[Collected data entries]
# # #

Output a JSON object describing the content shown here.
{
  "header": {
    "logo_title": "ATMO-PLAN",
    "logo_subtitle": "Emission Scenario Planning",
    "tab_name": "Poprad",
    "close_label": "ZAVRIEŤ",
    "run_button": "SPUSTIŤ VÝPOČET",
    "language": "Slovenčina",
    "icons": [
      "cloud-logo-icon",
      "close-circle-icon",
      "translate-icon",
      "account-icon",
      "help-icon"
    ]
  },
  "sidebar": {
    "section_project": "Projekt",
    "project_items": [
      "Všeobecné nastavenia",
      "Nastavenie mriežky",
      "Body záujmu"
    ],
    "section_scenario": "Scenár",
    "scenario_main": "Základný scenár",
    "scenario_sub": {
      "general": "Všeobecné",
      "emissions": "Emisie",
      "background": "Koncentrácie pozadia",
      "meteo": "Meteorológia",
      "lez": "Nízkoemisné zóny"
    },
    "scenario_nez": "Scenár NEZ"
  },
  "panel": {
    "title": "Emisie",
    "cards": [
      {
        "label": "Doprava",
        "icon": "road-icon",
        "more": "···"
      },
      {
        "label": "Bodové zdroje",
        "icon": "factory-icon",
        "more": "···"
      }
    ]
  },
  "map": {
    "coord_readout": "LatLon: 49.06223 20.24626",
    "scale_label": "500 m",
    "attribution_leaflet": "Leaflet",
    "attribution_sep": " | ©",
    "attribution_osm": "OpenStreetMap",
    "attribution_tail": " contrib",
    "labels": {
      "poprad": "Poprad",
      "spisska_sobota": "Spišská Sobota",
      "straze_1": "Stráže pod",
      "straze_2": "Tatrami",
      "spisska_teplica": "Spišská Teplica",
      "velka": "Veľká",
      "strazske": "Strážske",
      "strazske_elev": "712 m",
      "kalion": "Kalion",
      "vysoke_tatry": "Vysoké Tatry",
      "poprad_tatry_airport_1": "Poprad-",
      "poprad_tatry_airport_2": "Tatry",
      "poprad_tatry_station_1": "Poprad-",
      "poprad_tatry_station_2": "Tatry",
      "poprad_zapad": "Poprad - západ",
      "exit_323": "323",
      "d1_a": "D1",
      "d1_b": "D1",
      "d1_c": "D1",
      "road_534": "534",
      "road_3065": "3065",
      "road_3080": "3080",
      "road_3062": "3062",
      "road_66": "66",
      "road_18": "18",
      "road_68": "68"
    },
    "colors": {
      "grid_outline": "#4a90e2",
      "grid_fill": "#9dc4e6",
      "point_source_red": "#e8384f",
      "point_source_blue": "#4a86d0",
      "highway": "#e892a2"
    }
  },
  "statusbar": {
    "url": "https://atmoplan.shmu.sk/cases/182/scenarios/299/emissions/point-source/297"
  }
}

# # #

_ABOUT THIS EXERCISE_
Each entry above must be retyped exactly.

_ANSWER FOR THE TASK_
Output a JSON object describing the content shown here.
{
  "header": {
    "logo_title": "ATMO-PLAN",
    "logo_subtitle": "Emission Scenario Planning",
    "tab_name": "Poprad",
    "close_label": "ZAVRIEŤ",
    "run_button": "SPUSTIŤ VÝPOČET",
    "language": "Slovenčina",
    "icons": [
      "cloud-logo-icon",
      "close-circle-icon",
      "translate-icon",
      "account-icon",
      "help-icon"
    ]
  },
  "sidebar": {
    "section_project": "Projekt",
    "project_items": [
      "Všeobecné nastavenia",
      "Nastavenie mriežky",
      "Body záujmu"
    ],
    "section_scenario": "Scenár",
    "scenario_main": "Základný scenár",
    "scenario_sub": {
      "general": "Všeobecné",
      "emissions": "Emisie",
      "background": "Koncentrácie pozadia",
      "meteo": "Meteorológia",
      "lez": "Nízkoemisné zóny"
    },
    "scenario_nez": "Scenár NEZ"
  },
  "panel": {
    "title": "Emisie",
    "cards": [
      {
        "label": "Doprava",
        "icon": "road-icon",
        "more": "···"
      },
      {
        "label": "Bodové zdroje",
        "icon": "factory-icon",
        "more": "···"
      }
    ]
  },
  "map": {
    "coord_readout": "LatLon: 49.06223 20.24626",
    "scale_label": "500 m",
    "attribution_leaflet": "Leaflet",
    "attribution_sep": " | ©",
    "attribution_osm": "OpenStreetMap",
    "attribution_tail": " contrib",
    "labels": {
      "poprad": "Poprad",
      "spisska_sobota": "Spišská Sobota",
      "straze_1": "Stráže pod",
      "straze_2": "Tatrami",
      "spisska_teplica": "Spišská Teplica",
      "velka": "Veľká",
      "strazske": "Strážske",
      "strazske_elev": "712 m",
      "kalion": "Kalion",
      "vysoke_tatry": "Vysoké Tatry",
      "poprad_tatry_airport_1": "Poprad-",
      "poprad_tatry_airport_2": "Tatry",
      "poprad_tatry_station_1": "Poprad-",
      "poprad_tatry_station_2": "Tatry",
      "poprad_zapad": "Poprad - západ",
      "exit_323": "323",
      "d1_a": "D1",
      "d1_b": "D1",
      "d1_c": "D1",
      "road_534": "534",
      "road_3065": "3065",
      "road_3080": "3080",
      "road_3062": "3062",
      "road_66": "66",
      "road_18": "18",
      "road_68": "68"
    },
    "colors": {
      "grid_outline": "#4a90e2",
      "grid_fill": "#9dc4e6",
      "point_source_red": "#e8384f",
      "point_source_blue": "#4a86d0",
      "highway": "#e892a2"
    }
  },
  "statusbar": {
    "url": "https://atmoplan.shmu.sk/cases/182/scenarios/299/emissions/point-source/297"
  }
}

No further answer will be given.